12. Balkan tells Corso that "games are the only universally serious activity" [p.314]. How does Balkan's attitude to "the game" compare with that of Corso, Liana Taillefer, and Irene Adler? Does anyone win the game? Has Corso's attitude to the game changed by the end of the book?
13. Boris Balkan argues that he never led Corso to believe that there was a connection between "The Anjou Wine" and The Nine Doors: "It was you who filled in the blanks on your own, as if what happened were a novel based on trickery, with Lucas Corso the reader too clever for his own good. Nobody ever told you that things were actually as you thought. No, the responsibility is entirely yours, my friend. The real villain of the piece is your excessive intertextual reading and linking of literary references" [p. 334]. Is Balkan right? To what extent are Balkan and Corso responsible for the violence that occurs in the story?

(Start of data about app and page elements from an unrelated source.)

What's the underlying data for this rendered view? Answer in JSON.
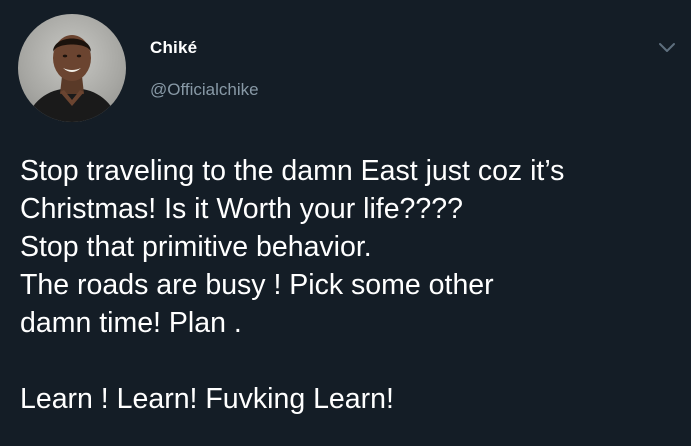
{
  "tweet": {
    "display_name": "Chiké",
    "handle": "@Officialchike",
    "avatar_icon": "profile-photo",
    "menu_icon": "chevron-down-icon",
    "lines": [
      "Stop traveling to the damn East just coz it’s",
      "Christmas! Is it Worth your life????",
      "Stop that primitive behavior.",
      "The roads are busy ! Pick some other",
      "damn time! Plan .",
      "",
      "Learn ! Learn! Fuvking Learn!"
    ]
  },
  "colors": {
    "background": "#141d26",
    "text": "#ffffff",
    "secondary_text": "#8899a6"
  }
}
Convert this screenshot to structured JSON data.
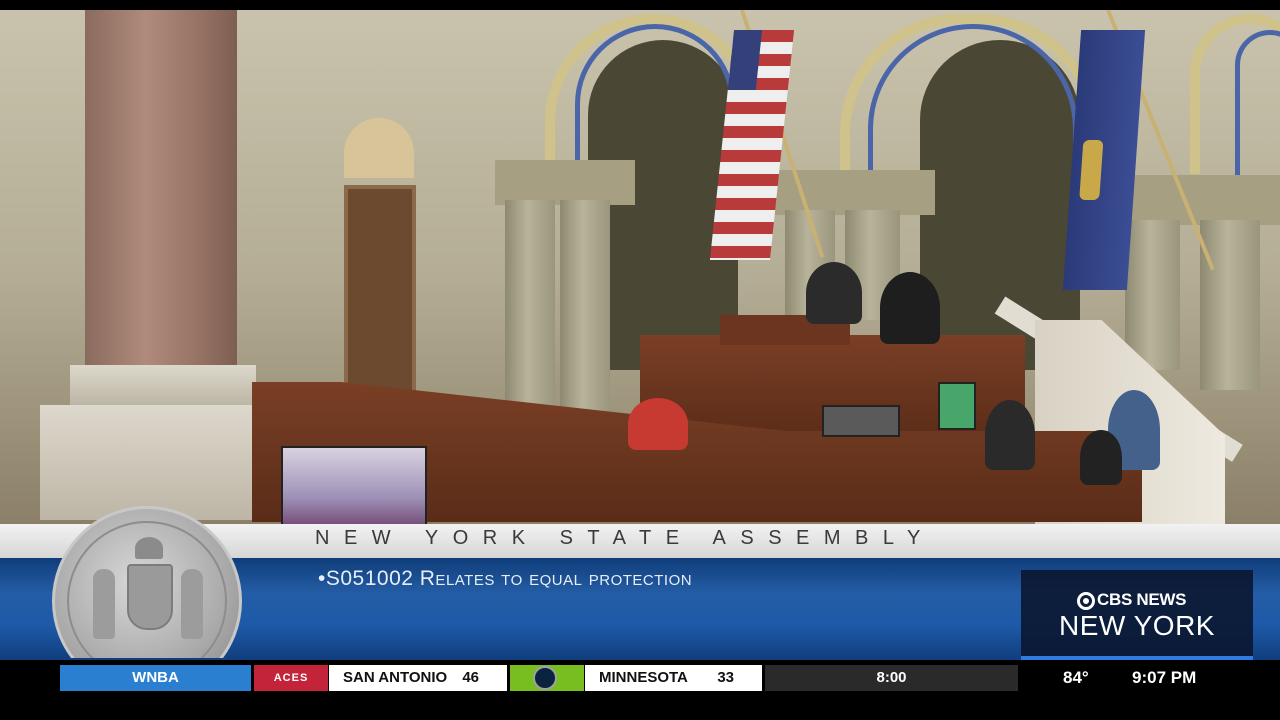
{
  "broadcast": {
    "chamber_title": "NEW YORK STATE ASSEMBLY",
    "bill_caption": "•S051002 Relates to equal protection"
  },
  "channel_logo": {
    "network": "CBS NEWS",
    "city": "NEW YORK",
    "icon": "cbs-eye-icon"
  },
  "ticker": {
    "league": "WNBA",
    "team1_logo_text": "ACES",
    "team1": "SAN ANTONIO",
    "team1_score": "46",
    "team2": "MINNESOTA",
    "team2_score": "33",
    "game_clock": "8:00",
    "temperature": "84°",
    "time": "9:07 PM"
  },
  "colors": {
    "lower_third_blue": "#1e5aa8",
    "league_blue": "#2a7fd0",
    "aces_red": "#c4243a",
    "lynx_green": "#78be20"
  }
}
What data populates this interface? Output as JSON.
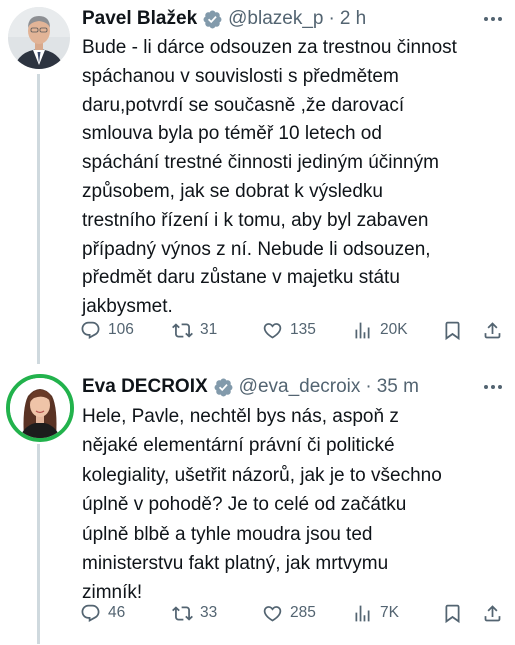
{
  "tweets": [
    {
      "author_name": "Pavel Blažek",
      "handle": "@blazek_p",
      "separator": "·",
      "time": "2 h",
      "body_lines": [
        "Bude - li dárce odsouzen za trestnou činnost",
        "spáchanou v souvislosti s předmětem",
        "daru,potvrdí  se současně ,že darovací",
        "smlouva byla po téměř 10 letech od",
        "spáchání trestné činnosti jediným účinným",
        "způsobem, jak se dobrat k výsledku",
        "trestního řízení i k tomu, aby byl zabaven",
        "případný výnos z ní. Nebude li odsouzen,",
        "předmět daru zůstane v majetku státu",
        "jakbysmet."
      ],
      "replies": "106",
      "retweets": "31",
      "likes": "135",
      "views": "20K"
    },
    {
      "author_name": "Eva DECROIX",
      "handle": "@eva_decroix",
      "separator": "·",
      "time": "35 m",
      "body_lines": [
        "Hele, Pavle, nechtěl bys nás, aspoň z",
        "nějaké elementární právní či politické",
        "kolegiality, ušetřit názorů, jak je to všechno",
        "úplně v pohodě? Je to celé od začátku",
        "úplně blbě a tyhle moudra jsou ted",
        "ministerstvu fakt platný, jak mrtvymu",
        "zimník!"
      ],
      "replies": "46",
      "retweets": "33",
      "likes": "285",
      "views": "7K"
    }
  ],
  "colors": {
    "verified_badge": "#829aab",
    "avatar_ring": "#22b24c",
    "muted_text": "#536471",
    "thread_line": "#cfd9de"
  },
  "icons": [
    "more-icon",
    "verified-icon",
    "reply-icon",
    "retweet-icon",
    "like-icon",
    "views-icon",
    "bookmark-icon",
    "share-icon"
  ]
}
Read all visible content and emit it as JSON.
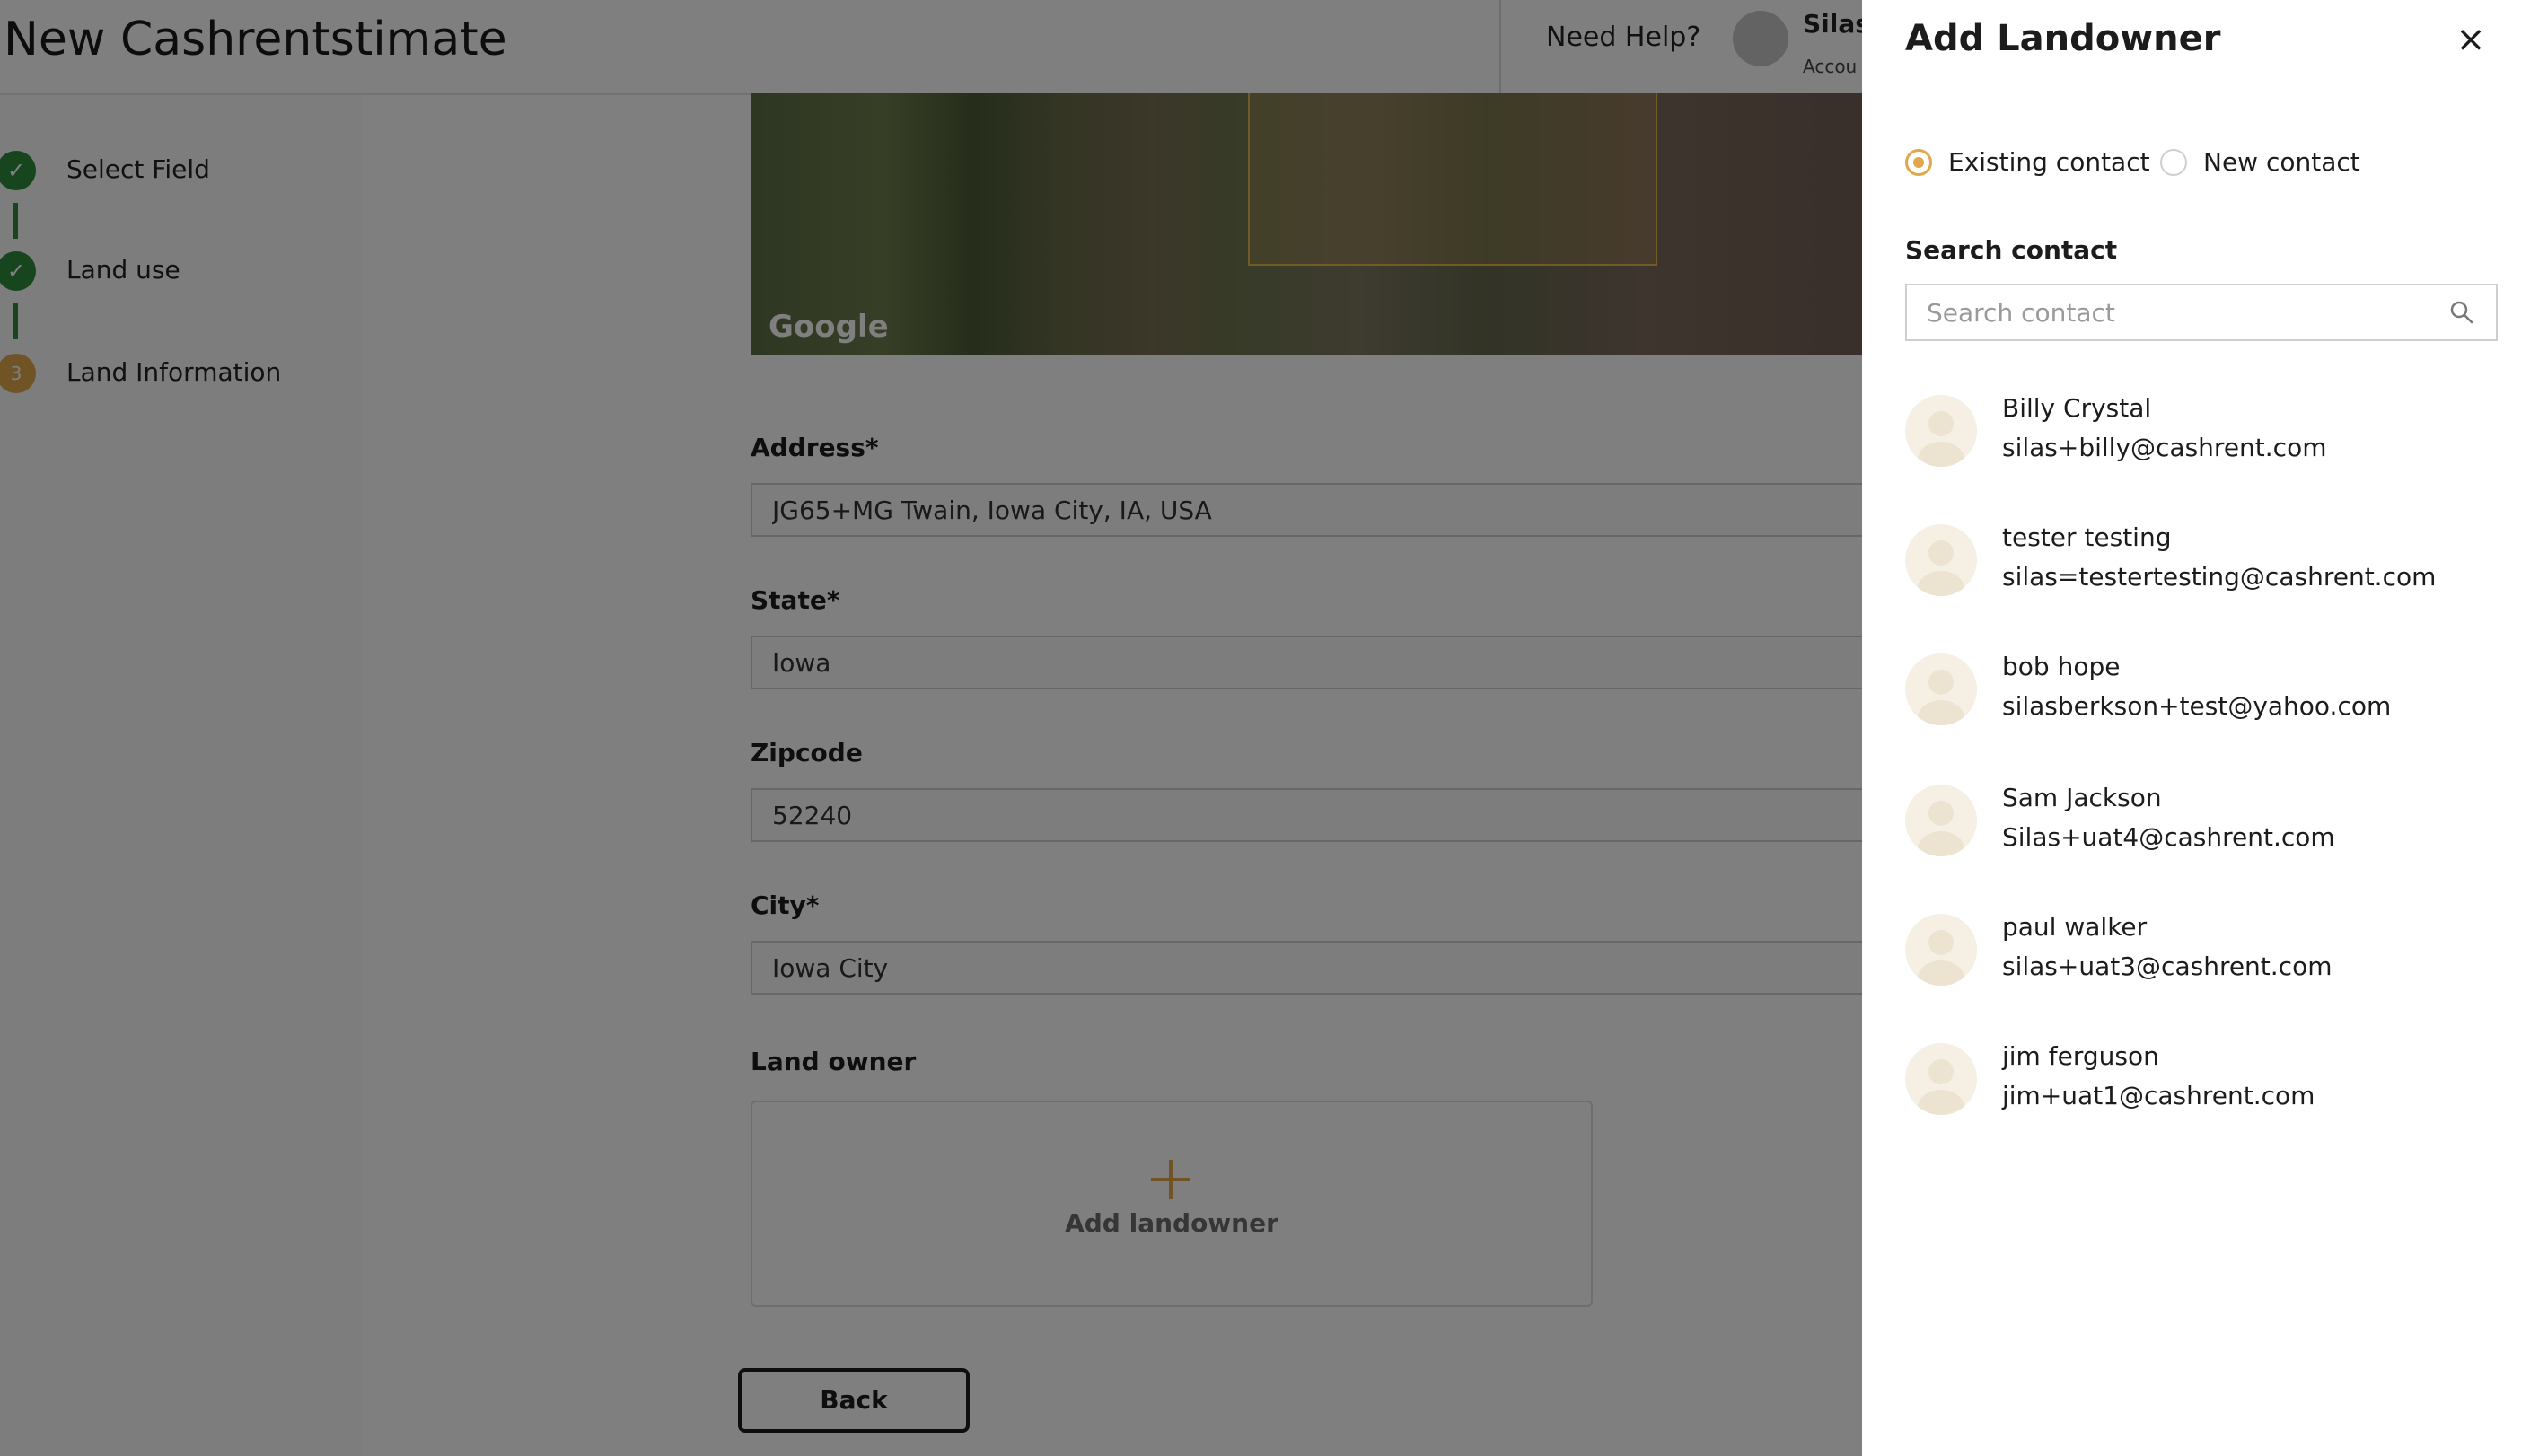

14. Is the Club Dumas justified in its mission to protect the reputation of Alexandre Dumas by withholding evidence about his collaboration with his assistant Auguste Moquet? Why does Balkan care so much about Dumas's reputation? Does Balkan's attitude toward Dumas influence your opinion of Balkan?
15. Corso and Balkan argue about whether children and young people raised watching television have the "spiritual heritage" they themselves received from books and old movies [p. 325]. Could The Club Dumas have been written about television devotees? How would the characters and plot differ?
16. Corso recalls Nikon telling him, "Films are for everyone, collective, generous. . . . They're even better on TV: two can watch and comment. But your books are selfish. Solitary. . . . A person who is interested in books doesn't need other people and that frightens me" [p. 210]. Is Corso a frightening person because of his obsession with books? What about the other characters who share a passion for books? Is it significant that Irene Adler reads cheap paperbacks [p. 138]? Why doesn't Corso want to join the Club Dumas party?